Today I am returning to my series on Soldier Life. In case your new, the Soldier Life series (click here for last post) is a series currently dealing with the American War Between the States. The purpose of this series is to help out fellow writers and researchers, helping them avoid the hunt and peck method for information that I experienced 😊 I do occasionally recommend some books on the topics I cover, but I generally try to give basic info on the topic, along with some not so well know information. Today, we’re talking about Chaplains.
What is a Chaplain? A chaplain is a preacher, for the army 😉 Their job was to minister to the soldiers the same way a pastor would. Let’s check out some of those jobs.
Preaching. Obviously as a man of God, it was the job of the Chaplain to preach the word of God to the soldiers. Many units canceled unnecessary duties on Sundays to support the church services. In the Confederate Army starting in 1862, revival broke out in camp. With this came daily services in many places and an increased soulwinning effort. This lasted until the war ended and was the last great revival our Nation has seen.
Counseling. During war, many men take time to look at their lives, seeing things that need to change. The chaplain was often the one they turned to with spiritual questions.
Ministering to the wounded and dying. We all know that scene in a film were the preacher is called in to pray with the dying man, usually using the Lord’s Prayer or Psalm 23 to comfort. That’s not far from the truth. While they may not have only used those portions of scripture, the scene was seen frequently during the war. Also, Chaplains hovered near the surgery tents to pray with the men before losing a limb or undergoing operations.
Singing. There were no song leaders hired in the army😆 While some of the men in camp could serve in this capacity, it often fell to the chaplain to lead the singing in camp services.
The Shoulder to Lean on. While a comrade in arms, a family member or even the doctor often filled this role, the chaplain was more times than not the man to turn to when you were struggling mentally, spiritually, physically and emotionally.
Librarian. Not literally, but if you needed something to read, find your chaplain 😉 They collected donations from citizens to provide reading material for the troops: Books, Bibles, Newspapers, Tracts, whatever you could think of.
A Few Books You Should Check Out:
Christ in the Camp by J. William Jones (Robert E. Lee’s personal Chaplain). This book focuses on the Religion in the army, not on the causes of the war, though it briefly touches on this. No matter who you think was right in the War Between the States, you should read this book!
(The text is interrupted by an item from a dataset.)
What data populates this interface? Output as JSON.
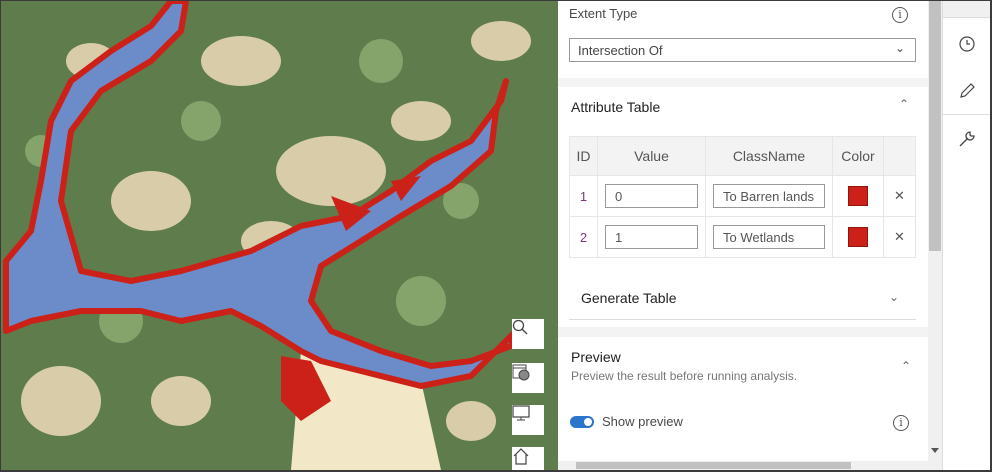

Chaplains in Gray by Charles Pitt. Another good one! This book is shorter than the first book, but every bit as informative!
Hope this helps you in your pursuit of knowledge 😊
Have a Blessed Day!
*Emoji art supplied by Emoji One
Christian. American. Southern. Author.